For a discrete G-module M, I get an object M \in Ab(BG) and M \in Ab(BG') by taking the associated sheaf, Hom(-,M). Now, there is an obvious map f:Ab(BG) -> Ab(BG'). Now, the claim is that R^i f_* M = 0 for i > 0. Why?
10:25 PM
@ArunDebray this is a ring map, so i'll say what happens on generators. unit maps to unit (obv), eta^n to eta^n, nothing hits 2v_1^2 (because pi_4 tmf = 0), c_4 goes to v_1^4, and 2c_6 goes to 2v_1^6. i think that's it.
@S.carmeli i think he doesn't have enough reputation to be able to chat in here
11:10 PM
@skd Your map sends Δ to 0, which is no good.
@ArunDebray Pardon my ignorance, but how is this map TMF -> KO constructed?
whoops, yes, thanks dexter. i was wrong earlier, i think c_6 maps to zero
there is a map tmf -> KO[[q]] given by q-expanding, and i think arun's considering the map tmf -> KO[[q]] -> KO. if what i wrote is correct, then Delta goes to v_1^something, and so this factors through tmf[Delta^-1] = TMF
Δ is a cusp form so it goes to 0 under this composition
oy vey, maybe i should shut up and let others give an answer
There is a map TMF -> KO((q)) that is given by taking q-expansion, and you are free to pick out the KO piece, but this is now not a ring map.
(well you can pick out any KO piece, and it will not be a ring map)
11:27 PM
yeah. i guess what i was trying to describe above is actually the map tmf_K(1) -> KO
i think that 2c_6 does map to 2v_1^4 under this map, but this may obviously be wrong
Yeah, skd's map is a map Tmf -> KO which corresponds to evaluation at the cusp, and sends Delta to 0 (so it doesn't factor through TMF). I don't think you expect any others except in the p-complete setting because the composite Tmf -> KU would be an elliptic cohomology theory whose formal group is the multiplicative group over Z.

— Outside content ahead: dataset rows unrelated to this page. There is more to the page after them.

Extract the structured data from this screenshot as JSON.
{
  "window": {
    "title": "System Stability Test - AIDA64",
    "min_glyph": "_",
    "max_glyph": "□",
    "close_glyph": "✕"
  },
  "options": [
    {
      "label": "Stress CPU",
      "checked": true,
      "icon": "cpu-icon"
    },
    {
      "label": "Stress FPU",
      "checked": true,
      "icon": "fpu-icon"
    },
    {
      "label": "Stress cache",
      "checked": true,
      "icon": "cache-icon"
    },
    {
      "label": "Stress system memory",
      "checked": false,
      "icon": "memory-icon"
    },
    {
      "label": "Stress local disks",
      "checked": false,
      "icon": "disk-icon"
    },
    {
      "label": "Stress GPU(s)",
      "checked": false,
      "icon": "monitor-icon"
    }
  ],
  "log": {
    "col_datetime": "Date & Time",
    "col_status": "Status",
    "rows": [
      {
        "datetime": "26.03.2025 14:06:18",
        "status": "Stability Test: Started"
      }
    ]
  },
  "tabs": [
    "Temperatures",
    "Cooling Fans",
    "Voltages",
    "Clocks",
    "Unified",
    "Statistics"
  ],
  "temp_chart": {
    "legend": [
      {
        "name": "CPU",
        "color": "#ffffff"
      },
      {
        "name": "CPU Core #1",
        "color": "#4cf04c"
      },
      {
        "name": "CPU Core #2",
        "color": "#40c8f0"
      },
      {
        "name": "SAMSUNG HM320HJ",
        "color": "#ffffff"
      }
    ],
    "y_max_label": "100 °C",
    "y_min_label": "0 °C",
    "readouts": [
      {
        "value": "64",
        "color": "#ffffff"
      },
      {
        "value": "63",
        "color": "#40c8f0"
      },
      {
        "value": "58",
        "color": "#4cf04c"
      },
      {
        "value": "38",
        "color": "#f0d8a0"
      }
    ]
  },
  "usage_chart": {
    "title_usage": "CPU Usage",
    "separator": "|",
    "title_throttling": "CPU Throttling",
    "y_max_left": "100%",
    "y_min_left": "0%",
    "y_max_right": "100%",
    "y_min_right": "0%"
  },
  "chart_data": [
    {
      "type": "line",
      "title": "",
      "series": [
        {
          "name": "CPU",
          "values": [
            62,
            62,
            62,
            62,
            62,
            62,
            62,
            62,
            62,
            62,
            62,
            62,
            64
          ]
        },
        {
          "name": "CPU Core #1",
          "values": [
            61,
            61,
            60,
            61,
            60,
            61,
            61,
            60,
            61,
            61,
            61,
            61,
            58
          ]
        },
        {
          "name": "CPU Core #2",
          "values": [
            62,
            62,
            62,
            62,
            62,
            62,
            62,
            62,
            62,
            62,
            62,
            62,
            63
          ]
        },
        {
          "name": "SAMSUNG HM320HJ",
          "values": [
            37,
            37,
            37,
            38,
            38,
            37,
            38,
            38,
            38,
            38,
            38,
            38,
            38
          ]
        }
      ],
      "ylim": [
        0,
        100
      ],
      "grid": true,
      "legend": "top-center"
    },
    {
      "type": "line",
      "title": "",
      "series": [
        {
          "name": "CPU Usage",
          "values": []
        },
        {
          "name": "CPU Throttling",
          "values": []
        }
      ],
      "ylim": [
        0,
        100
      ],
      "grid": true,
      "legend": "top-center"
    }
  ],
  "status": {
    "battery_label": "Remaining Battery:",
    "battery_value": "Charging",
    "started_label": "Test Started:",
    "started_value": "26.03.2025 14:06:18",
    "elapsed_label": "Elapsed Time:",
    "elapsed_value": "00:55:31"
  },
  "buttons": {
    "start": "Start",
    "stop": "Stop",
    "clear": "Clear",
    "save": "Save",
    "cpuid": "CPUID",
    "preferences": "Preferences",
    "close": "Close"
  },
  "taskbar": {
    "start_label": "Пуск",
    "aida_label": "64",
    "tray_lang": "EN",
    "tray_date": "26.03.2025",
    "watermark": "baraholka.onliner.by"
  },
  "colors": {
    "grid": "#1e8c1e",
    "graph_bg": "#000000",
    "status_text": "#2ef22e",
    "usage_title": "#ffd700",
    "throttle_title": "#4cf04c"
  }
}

In any case it is easy to compute the values of these maps at non-torsion points, because it's taking the constant term of the q-expansion. The target doesn't have lots of torsion so I'd imagine the torsion points are also easy to manage